It’s hard to believe Woody Allen was given another chance behind the camera (or anywhere near a camera, for that matter) after What’s Up, Tiger Lily?, his 1966 feature-length directorial debut.
“Death is my bread…danger is my butter,” Woody tells an interviewer at the movie’s outset. (The interviewer is asking Woody about his “definitive spy picture…with raping and looting and killing in it.”)
“Actors acting one story and saying another,” the interviewer says incredulously. Indeed.
That’s as funny as the movie gets.

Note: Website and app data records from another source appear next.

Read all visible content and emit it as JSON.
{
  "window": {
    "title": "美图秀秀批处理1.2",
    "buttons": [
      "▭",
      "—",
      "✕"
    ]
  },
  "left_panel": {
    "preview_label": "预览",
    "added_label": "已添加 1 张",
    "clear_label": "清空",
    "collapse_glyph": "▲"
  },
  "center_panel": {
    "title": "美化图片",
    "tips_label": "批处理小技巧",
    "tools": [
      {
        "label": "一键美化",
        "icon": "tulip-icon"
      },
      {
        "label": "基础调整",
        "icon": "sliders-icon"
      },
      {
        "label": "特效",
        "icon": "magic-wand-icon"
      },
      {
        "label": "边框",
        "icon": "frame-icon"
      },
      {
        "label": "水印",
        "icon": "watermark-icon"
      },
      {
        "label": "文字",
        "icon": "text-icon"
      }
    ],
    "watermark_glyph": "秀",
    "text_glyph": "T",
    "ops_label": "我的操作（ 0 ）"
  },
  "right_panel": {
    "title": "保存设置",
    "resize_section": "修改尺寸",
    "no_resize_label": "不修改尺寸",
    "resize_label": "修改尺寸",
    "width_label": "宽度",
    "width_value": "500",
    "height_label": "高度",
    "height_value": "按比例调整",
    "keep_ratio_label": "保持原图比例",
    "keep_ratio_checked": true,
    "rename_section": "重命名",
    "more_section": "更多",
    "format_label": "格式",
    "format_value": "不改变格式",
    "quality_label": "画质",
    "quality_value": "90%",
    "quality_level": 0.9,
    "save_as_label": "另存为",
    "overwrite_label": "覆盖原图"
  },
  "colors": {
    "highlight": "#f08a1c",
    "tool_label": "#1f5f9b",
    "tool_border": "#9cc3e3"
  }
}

It’s all downhill from there.
According to its entry on Wikipedia:
Allen took a Japanese spy film, International Secret Police: Key of Keys, and overdubbed it with completely original dialogue that had nothing to do with the plot of the original film. By putting in new scenes and rearranging the order of existing scenes, he completely changed the tone of the film from a James Bond clone into a comedy about the search for the world’s best egg salad recipe.
For some inexplicable reason The Lovin’ Spoonful appears in the movie from time to time. Well, they’re probably in the movie because they’re 100% American in sound and appearance so the juxtaposition of these California dudes and their music in a Japanese movie probably struck Woody as exceptionally funny.
Unfortunately, it’s not.
The original Japanese film, itself, is painful to watch (and you can watch it here since somebody uploaded the original to YouTube). The original dialogue that Woody added, although occasionally comical, only adds to the cringeworthiness. The voices are annoying in the extreme.
Woody was 31.
I suppose that’s as good excuse as any for this turkey of a film. I doubt I could have done any better when I was 31, except I would have been smart enough to know not to do something like this.
Here’s the trailer for the film. You be the judge.
By the way, Woody Allen provides one of the dub voices as does Louise Lassiter, his wife at the time.
Still isn’t funny.